Data for processing
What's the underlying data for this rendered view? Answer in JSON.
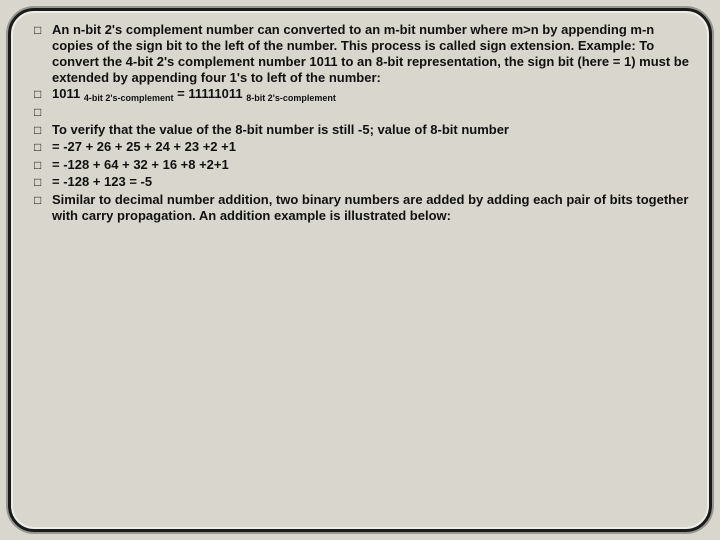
{
  "bullet_glyph": "□",
  "items": [
    {
      "text": "An n-bit 2's complement number can converted to an m-bit number where m>n by appending m-n copies of the sign bit to the left of the number. This process is called sign extension. Example: To convert the 4-bit 2's complement number 1011 to an 8-bit representation, the sign bit (here = 1) must be extended by appending four 1's to left of the number:"
    },
    {
      "pre": "1011 ",
      "sub1": "4-bit 2's-complement",
      "mid": " = 11111011 ",
      "sub2": "8-bit 2's-complement"
    },
    {
      "text": ""
    },
    {
      "text": "To verify that the value of the 8-bit number is still -5; value of 8-bit number"
    },
    {
      "text": "= -27 + 26 + 25 + 24 + 23 +2 +1"
    },
    {
      "text": "= -128 + 64 + 32 + 16 +8 +2+1"
    },
    {
      "text": "= -128 + 123 = -5"
    },
    {
      "text": "Similar to decimal number addition, two binary numbers are added by adding each pair of bits together with carry propagation. An addition example is illustrated below:"
    }
  ]
}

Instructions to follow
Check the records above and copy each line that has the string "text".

Completed exercise
      "text": "An n-bit 2's complement number can converted to an m-bit number where m>n by appending m-n copies of the sign bit to the left of the number. This process is called sign extension. Example: To convert the 4-bit 2's complement number 1011 to an 8-bit representation, the sign bit (here = 1) must be extended by appending four 1's to left of the number:"
      "text": ""
      "text": "To verify that the value of the 8-bit number is still -5; value of 8-bit number"
      "text": "= -27 + 26 + 25 + 24 + 23 +2 +1"
      "text": "= -128 + 64 + 32 + 16 +8 +2+1"
      "text": "= -128 + 123 = -5"
      "text": "Similar to decimal number addition, two binary numbers are added by adding each pair of bits together with carry propagation. An addition example is illustrated below:"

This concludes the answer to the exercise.